* _RECORDS PROVIDED_:
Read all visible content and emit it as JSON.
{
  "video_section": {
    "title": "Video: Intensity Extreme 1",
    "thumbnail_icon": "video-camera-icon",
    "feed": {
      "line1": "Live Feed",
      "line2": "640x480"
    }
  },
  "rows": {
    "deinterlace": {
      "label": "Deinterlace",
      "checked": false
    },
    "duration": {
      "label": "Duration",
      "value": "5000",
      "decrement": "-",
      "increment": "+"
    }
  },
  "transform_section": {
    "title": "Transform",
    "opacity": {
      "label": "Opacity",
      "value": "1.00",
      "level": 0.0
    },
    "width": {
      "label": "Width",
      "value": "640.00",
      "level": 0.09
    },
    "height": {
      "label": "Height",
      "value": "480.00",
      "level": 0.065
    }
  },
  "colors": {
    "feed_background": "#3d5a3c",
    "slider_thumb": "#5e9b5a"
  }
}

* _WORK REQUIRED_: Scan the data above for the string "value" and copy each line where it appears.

* _RESULT_:
      "value": "5000",
      "value": "1.00",
      "value": "640.00",
      "value": "480.00",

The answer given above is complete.